As many of you have read, I gritted, grew, and kept pushing forward in my life. Looking back, I wonder if I was just running. Hometowns are forever imprinted in the lives of the children who were raised there. Artesia has been embedded in my life in such unforeseen ways. I still yearn for small town living. My family is the center of my world. I still love the game of football and still carved out a pretty traditional life (married, two kids, nice house, safe neighborhood) that would be deemed a success in Artesia if I didn't happen to be gay. Artesia will always be a part of me, so I know that running isn't necessary anymore.
There has been a fog covering my time In Artesia that comes with the trauma I endured. But as the fog is lifting, I am beginning to cherish the memories that are taking shape in my path to recovery.
Exploring St. Pauls as if it were Disneyland, even crawling through the underground air-ducts seeking creepy corners and scary creatures. Remembering when we left the ducts open by accident and my cat Garth had his own exploration one Sunday morning. I can still hear his loud meows as my Dad attempted his sermon.
We rode our bikes for hours, covering what felt like miles and miles of territory only to find out later in life it was only about half a mile. We had provisions though. Our backpacks were filled with bologna sandwiches and Tang.
I remember touch football in the church yard.
I remember being able to walk to both elementary and middle school.
I remember weekend meals at La Fonda and burritos from Allsups.
I remember Friday nights with the town painted orange and black.
I remember cruising main street in my long bed Dodge Dakota.
I remember Sonic and cherry vanilla Dr. Peppers.
I remember our open campus and still wondering how we got to restaurants, ate, and got back to school in the 30-40 minutes we had for lunch.
So many memories with my friends are flooding back to me as I hear from them and feel their support through this blog.
I never realized how much I needed to reclaim your town in order to heal. My abuser took so much from me, but I don't want him to take my memories or my hometown.
In March of 2020 (before the Covid Pandemic shut our country down), my family and I flew to New Mexico and drove the three and a half hours from Albuquerque to Artesia, a drive I made 100 times throughout my youth. Through therapy, I realized I needed to make this drive, with my family, to make peace with town I had resented for years. I needed to stand tall as a survivor, father, and husband inside the city limits of Artesia.
We stayed just one night and one day in your town. We ate at La Fonda and my boys tried an Allsups burrito. I showed them Hermosa, Zia, and Park. I took a picture with my family right outside the portable classroom at Park that was the location of so many interactions with my abuser. I reclaimed that spot. I stood tall with my family.
I went to my childhood home, also one of the locations of my abuse, and I stood tall with my family. We recreated the old family photos that were taken year after year on its porch. My abuser doesn't get to own the memories of my home anymore.
On our way out of town, we decided to swing by Bulldog Bowl so my boys could see where I spent most of adolescence. They were in awe of your stadium. We were peeking through the fence when we noticed the gate behind the field house was open. I told my boys that we would head back there but prepared them to be kicked out.
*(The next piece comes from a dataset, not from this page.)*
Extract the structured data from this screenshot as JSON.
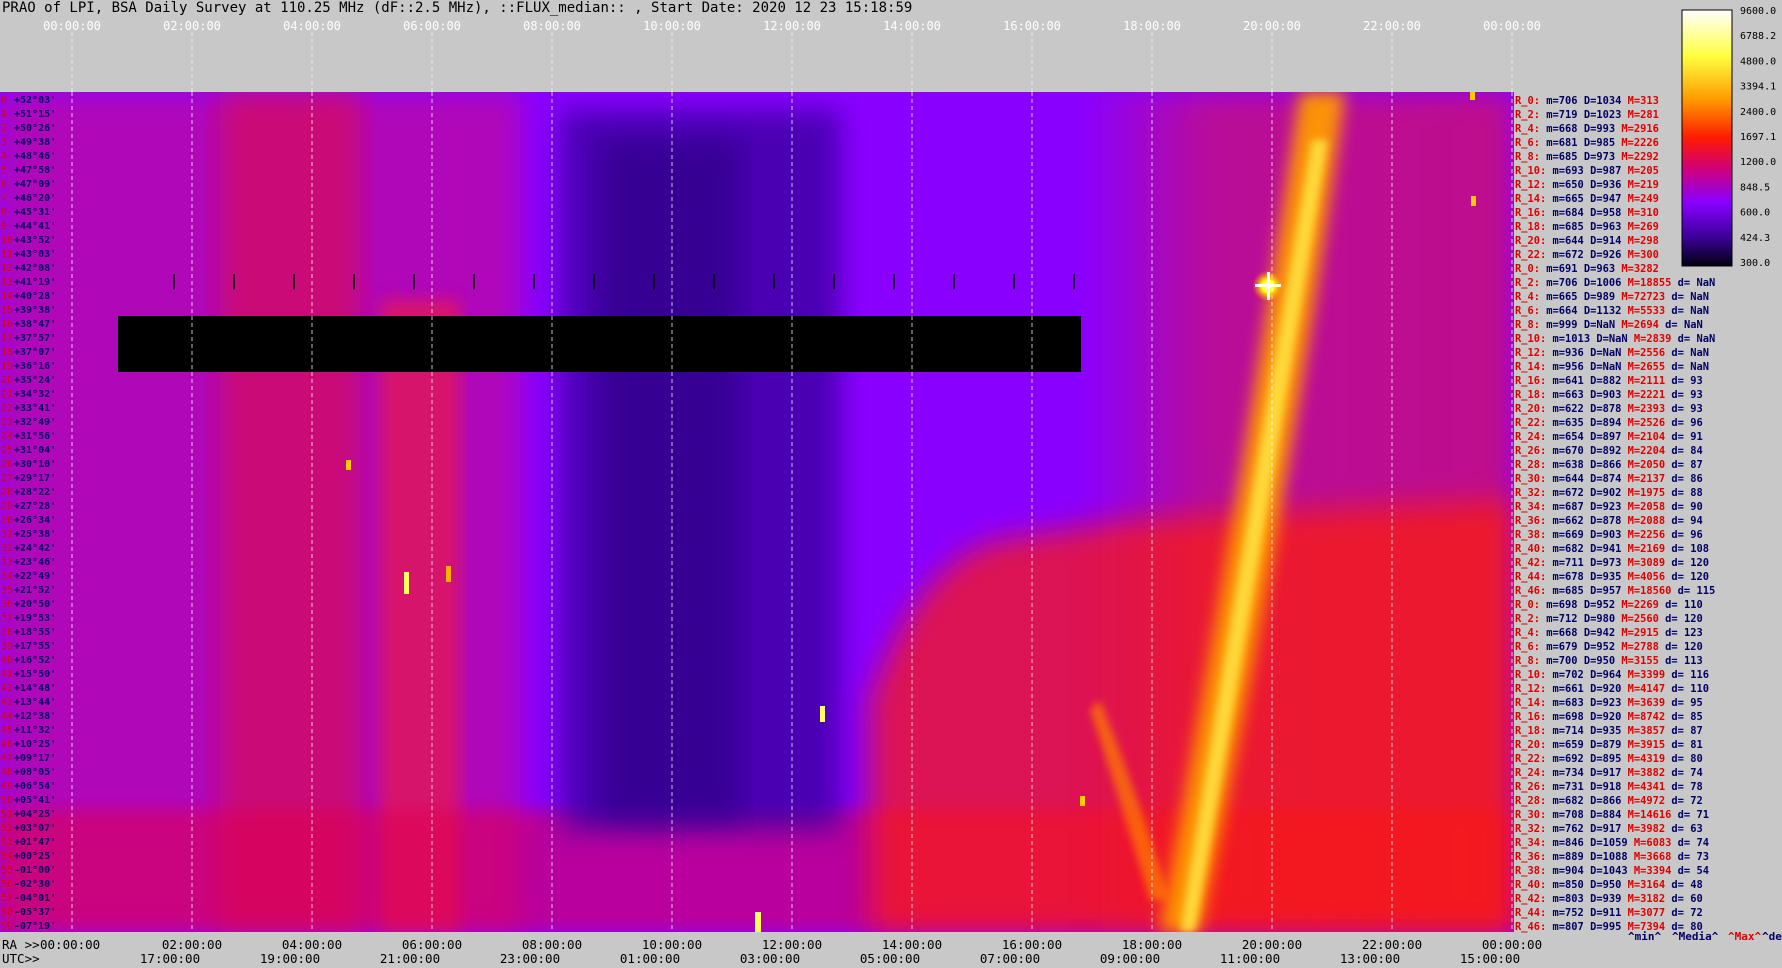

Artesia, Bulldog Bowl is still such a beautiful sight and seeing it through the eyes of my kids was so meaningful. They were in the awe of your prized stadium. As we were looking, the caretaker came out of the field house. He went to school with my brother and recognized my last name. He offered to give us a tour of the updated field house. We walked by the record board seeing my name still posted for the best race I had ever ran. We walked past my locker and my boys wrestled on the big orange mat in the weight room.
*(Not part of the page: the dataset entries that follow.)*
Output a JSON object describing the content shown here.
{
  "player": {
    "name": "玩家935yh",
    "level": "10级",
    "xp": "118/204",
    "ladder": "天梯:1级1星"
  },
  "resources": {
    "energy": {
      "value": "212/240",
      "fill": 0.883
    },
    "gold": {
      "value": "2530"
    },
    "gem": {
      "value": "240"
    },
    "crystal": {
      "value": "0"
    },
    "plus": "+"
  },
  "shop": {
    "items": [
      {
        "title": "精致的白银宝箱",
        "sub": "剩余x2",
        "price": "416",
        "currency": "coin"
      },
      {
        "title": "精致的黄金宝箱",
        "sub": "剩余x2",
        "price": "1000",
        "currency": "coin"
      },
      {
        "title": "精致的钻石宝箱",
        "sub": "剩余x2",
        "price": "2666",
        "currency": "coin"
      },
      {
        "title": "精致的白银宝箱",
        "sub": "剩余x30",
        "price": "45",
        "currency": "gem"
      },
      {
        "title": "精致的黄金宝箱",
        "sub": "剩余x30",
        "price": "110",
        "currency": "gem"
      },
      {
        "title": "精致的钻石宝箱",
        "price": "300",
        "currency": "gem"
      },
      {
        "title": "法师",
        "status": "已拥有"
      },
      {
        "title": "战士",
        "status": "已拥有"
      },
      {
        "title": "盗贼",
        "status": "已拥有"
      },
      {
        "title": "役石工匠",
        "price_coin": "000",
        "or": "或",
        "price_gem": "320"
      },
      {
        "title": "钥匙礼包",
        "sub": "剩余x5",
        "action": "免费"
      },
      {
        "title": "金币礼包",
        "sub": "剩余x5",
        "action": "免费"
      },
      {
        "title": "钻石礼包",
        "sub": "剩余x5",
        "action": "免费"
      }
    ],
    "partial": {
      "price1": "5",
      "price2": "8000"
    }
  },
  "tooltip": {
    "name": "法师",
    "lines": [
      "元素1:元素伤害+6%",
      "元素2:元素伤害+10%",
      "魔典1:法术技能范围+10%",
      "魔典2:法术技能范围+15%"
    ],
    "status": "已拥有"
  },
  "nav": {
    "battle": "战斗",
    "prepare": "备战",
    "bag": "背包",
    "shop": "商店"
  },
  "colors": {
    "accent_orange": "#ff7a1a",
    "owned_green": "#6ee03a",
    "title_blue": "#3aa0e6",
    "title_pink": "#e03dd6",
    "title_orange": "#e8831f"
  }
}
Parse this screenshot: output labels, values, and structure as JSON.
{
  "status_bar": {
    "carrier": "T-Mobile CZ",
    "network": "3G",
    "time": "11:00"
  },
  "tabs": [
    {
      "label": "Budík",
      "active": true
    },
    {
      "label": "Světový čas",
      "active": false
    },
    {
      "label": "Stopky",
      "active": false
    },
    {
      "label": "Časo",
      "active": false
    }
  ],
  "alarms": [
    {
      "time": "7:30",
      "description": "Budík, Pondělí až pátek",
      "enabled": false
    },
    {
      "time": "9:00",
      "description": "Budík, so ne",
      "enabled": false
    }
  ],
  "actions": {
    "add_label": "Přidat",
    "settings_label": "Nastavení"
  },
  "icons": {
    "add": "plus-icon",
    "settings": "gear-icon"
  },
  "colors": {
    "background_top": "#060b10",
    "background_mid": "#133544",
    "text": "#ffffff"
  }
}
I played football with my boys for an hour that day. They tackled each other on the giant 50 yard line bulldog. They scored touchdowns and celebrated with the imaginary fans that filled the stands. It was at that moment I felt I was reclaiming my hometown. The field was no longer a large shadow cast by my brother. It didn't represent the paranoia, shame, and pain my abuser caused during my years on that field.
I was just a dad throwing the football with my boys as my husband watched.
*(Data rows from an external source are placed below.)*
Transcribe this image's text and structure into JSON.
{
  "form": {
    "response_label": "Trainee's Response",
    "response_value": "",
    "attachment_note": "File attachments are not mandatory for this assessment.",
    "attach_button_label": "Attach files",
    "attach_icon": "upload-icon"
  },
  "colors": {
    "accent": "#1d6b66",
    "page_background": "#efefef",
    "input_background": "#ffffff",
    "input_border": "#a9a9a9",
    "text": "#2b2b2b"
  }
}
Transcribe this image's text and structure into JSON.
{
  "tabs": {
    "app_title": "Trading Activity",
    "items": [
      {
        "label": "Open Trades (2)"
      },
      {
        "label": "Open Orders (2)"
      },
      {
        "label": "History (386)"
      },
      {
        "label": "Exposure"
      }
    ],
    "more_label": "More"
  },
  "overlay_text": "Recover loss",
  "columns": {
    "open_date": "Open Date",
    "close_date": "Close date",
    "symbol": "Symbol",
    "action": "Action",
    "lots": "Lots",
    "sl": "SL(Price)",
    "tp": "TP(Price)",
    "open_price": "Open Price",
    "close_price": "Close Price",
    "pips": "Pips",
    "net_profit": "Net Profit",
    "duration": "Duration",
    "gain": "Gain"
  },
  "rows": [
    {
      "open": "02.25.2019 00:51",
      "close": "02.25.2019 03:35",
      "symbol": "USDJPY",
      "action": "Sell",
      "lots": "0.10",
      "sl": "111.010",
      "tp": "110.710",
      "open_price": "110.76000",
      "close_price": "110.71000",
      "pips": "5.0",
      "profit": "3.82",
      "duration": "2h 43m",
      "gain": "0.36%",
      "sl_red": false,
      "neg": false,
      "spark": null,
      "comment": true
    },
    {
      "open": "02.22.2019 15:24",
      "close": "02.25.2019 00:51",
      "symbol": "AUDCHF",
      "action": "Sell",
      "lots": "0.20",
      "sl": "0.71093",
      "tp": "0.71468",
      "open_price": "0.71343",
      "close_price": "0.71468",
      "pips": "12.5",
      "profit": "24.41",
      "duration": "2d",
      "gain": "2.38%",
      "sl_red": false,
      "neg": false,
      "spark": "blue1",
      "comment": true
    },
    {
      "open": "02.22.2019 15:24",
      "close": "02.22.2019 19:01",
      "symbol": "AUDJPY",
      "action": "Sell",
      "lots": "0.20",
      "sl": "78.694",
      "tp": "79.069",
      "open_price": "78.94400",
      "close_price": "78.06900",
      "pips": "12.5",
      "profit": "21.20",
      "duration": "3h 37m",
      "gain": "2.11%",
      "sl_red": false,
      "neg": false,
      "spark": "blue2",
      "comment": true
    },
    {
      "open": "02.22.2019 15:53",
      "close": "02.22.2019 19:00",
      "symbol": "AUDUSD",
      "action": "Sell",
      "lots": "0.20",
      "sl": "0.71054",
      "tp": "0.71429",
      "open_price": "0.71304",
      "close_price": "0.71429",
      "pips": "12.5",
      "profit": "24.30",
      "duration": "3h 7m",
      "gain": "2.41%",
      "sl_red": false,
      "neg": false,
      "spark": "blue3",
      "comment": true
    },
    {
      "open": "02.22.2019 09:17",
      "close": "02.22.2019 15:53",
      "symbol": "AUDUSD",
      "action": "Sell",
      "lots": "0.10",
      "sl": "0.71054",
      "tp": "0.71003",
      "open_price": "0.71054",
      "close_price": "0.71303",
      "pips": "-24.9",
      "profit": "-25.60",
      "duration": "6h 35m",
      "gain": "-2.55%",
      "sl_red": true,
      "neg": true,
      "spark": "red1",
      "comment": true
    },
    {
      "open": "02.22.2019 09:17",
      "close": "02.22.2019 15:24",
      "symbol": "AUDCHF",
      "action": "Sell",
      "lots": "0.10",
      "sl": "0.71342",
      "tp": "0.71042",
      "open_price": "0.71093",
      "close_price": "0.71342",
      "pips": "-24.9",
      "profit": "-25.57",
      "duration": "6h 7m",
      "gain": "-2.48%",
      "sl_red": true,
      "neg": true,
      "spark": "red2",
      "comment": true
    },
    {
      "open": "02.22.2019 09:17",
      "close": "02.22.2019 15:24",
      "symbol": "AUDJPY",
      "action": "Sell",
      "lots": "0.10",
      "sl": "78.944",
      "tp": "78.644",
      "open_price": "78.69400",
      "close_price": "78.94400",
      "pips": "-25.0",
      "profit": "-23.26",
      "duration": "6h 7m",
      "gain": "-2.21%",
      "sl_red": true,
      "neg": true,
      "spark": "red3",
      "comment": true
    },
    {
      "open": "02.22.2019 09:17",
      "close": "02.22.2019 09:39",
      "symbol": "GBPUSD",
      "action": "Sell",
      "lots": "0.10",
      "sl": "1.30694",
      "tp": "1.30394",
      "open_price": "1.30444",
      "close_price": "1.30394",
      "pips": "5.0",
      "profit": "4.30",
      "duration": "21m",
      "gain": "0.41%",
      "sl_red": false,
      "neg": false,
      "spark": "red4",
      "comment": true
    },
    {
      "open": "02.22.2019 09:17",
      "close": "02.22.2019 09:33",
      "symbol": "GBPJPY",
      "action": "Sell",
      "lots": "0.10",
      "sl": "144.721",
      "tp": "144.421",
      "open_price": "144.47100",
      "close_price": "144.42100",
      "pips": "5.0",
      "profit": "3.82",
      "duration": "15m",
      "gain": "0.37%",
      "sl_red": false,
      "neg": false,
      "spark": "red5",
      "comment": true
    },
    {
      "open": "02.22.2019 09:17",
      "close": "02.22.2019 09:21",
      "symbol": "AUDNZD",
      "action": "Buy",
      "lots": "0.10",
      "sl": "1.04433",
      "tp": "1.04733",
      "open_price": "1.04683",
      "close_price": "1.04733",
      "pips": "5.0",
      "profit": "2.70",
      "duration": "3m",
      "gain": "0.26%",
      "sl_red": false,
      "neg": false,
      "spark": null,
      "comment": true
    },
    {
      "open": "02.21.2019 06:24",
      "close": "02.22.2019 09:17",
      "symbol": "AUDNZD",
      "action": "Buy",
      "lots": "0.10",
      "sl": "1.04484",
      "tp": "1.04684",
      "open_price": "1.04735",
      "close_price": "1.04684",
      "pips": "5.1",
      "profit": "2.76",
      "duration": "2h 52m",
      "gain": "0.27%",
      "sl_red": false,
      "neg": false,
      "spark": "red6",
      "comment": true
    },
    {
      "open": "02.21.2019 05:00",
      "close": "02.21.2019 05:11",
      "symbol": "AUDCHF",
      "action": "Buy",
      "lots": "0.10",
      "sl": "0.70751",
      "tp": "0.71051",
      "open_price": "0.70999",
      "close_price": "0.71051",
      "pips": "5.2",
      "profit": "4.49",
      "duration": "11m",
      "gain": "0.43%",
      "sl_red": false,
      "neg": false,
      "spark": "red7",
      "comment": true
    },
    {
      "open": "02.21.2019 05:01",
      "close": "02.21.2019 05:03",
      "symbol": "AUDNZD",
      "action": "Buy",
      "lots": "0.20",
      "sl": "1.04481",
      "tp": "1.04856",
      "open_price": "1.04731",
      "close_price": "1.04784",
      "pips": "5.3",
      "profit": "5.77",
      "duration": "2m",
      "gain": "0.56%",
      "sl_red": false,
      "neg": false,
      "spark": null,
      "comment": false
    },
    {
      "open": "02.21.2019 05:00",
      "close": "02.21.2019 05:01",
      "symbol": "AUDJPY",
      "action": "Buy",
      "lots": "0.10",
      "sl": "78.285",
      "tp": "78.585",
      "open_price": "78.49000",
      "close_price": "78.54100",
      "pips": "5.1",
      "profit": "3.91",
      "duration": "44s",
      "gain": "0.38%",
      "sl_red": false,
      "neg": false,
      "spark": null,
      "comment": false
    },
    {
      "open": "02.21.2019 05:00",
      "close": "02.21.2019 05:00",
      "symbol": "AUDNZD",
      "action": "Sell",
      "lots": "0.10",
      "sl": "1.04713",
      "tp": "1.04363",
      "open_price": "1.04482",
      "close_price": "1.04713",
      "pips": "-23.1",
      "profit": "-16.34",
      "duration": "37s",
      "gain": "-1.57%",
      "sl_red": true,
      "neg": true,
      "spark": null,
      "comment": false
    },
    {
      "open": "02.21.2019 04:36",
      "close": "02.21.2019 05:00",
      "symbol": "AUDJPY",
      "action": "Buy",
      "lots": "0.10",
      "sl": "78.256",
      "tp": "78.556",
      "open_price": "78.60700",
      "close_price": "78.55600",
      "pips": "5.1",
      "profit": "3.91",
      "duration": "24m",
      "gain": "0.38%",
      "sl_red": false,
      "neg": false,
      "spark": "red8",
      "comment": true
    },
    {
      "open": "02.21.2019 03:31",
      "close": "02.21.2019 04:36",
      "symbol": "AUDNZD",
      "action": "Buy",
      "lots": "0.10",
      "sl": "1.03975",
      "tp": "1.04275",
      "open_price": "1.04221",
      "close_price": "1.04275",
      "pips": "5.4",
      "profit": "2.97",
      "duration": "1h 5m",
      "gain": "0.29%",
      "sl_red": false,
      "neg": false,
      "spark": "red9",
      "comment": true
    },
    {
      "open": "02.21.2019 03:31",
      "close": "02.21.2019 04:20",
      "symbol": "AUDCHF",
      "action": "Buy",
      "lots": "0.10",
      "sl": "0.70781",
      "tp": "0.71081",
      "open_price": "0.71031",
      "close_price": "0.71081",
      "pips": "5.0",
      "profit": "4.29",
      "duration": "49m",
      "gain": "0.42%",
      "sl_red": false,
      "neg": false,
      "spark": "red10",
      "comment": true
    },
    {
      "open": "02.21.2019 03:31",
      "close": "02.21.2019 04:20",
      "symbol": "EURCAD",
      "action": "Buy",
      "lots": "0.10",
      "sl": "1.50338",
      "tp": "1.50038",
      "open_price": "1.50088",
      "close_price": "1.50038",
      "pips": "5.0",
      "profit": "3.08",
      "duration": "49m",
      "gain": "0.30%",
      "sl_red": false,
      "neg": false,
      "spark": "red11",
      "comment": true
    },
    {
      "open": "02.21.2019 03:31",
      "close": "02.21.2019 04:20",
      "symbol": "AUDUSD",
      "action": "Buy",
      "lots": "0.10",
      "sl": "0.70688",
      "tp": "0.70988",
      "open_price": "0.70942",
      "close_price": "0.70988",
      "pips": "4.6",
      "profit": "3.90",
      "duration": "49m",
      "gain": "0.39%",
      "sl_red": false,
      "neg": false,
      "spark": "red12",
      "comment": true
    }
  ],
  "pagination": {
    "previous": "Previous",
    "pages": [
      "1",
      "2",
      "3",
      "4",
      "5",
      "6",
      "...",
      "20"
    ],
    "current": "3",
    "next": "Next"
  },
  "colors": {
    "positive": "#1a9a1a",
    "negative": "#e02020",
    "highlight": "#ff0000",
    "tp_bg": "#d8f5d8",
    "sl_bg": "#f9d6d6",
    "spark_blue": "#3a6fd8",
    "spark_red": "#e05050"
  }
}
Artesia, my writing has shown that there needs to be a shift in the culture of your town. Uncomfortable and tough talks need to happen to truly protect the children in your town. The reputation of your schools and town needs to be put aside when moments arise where kids need the most support. Your image shouldn't be wrapped up in being perfect from the outside looking in. The children that walk your streets and school hallways will eventually leave your town and enter a great big world. They need to be prepared for what awaits them. They need to look back and feel supported by your town in every way possible, even in the ways that might make your town look bad.
I was raised within your city limits. I rode my bike down your streets. I ran through your banners and I walked your school hallways. I was also groomed in your town. I was abused in your town, and I was forced to drive away being hesitant to ever look back.
I know change can happen. The support from many Artesians has completely overwhelmed me. I never imagined this support to be an outcome from writing this blog. It has been the first time I have truly felt seen by my hometown and it was an important step in reclaiming the town my abuser stole from me.
When people ask me now, I will say I am from Artesia, New Mexico.
Jake (Robbins) Lee